YOUR ASSIGNMENT: Reprint all entries without any alteration.

MATERIAL PROVIDED:

──────────

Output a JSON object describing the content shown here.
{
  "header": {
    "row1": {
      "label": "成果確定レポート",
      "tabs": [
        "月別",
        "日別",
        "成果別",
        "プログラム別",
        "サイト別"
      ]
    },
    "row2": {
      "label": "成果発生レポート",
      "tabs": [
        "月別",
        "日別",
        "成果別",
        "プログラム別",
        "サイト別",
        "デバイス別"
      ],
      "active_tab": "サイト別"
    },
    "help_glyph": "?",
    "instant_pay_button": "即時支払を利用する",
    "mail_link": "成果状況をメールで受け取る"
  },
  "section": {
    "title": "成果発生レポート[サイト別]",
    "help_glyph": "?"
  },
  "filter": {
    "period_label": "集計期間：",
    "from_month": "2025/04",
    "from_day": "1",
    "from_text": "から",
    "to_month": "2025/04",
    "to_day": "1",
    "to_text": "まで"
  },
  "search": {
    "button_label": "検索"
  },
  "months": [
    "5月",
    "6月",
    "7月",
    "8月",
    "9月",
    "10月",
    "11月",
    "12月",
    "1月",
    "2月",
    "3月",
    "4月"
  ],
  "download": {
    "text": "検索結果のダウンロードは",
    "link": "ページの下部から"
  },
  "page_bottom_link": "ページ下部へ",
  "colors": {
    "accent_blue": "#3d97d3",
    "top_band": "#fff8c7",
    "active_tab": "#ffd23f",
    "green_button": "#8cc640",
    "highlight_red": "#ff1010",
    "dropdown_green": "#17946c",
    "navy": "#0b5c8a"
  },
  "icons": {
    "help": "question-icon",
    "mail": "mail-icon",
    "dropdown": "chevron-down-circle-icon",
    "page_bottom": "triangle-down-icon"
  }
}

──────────

WORKED SOLUTION:
Output a JSON object describing the content shown here.
{
  "header": {
    "row1": {
      "label": "成果確定レポート",
      "tabs": [
        "月別",
        "日別",
        "成果別",
        "プログラム別",
        "サイト別"
      ]
    },
    "row2": {
      "label": "成果発生レポート",
      "tabs": [
        "月別",
        "日別",
        "成果別",
        "プログラム別",
        "サイト別",
        "デバイス別"
      ],
      "active_tab": "サイト別"
    },
    "help_glyph": "?",
    "instant_pay_button": "即時支払を利用する",
    "mail_link": "成果状況をメールで受け取る"
  },
  "section": {
    "title": "成果発生レポート[サイト別]",
    "help_glyph": "?"
  },
  "filter": {
    "period_label": "集計期間：",
    "from_month": "2025/04",
    "from_day": "1",
    "from_text": "から",
    "to_month": "2025/04",
    "to_day": "1",
    "to_text": "まで"
  },
  "search": {
    "button_label": "検索"
  },
  "months": [
    "5月",
    "6月",
    "7月",
    "8月",
    "9月",
    "10月",
    "11月",
    "12月",
    "1月",
    "2月",
    "3月",
    "4月"
  ],
  "download": {
    "text": "検索結果のダウンロードは",
    "link": "ページの下部から"
  },
  "page_bottom_link": "ページ下部へ",
  "colors": {
    "accent_blue": "#3d97d3",
    "top_band": "#fff8c7",
    "active_tab": "#ffd23f",
    "green_button": "#8cc640",
    "highlight_red": "#ff1010",
    "dropdown_green": "#17946c",
    "navy": "#0b5c8a"
  },
  "icons": {
    "help": "question-icon",
    "mail": "mail-icon",
    "dropdown": "chevron-down-circle-icon",
    "page_bottom": "triangle-down-icon"
  }
}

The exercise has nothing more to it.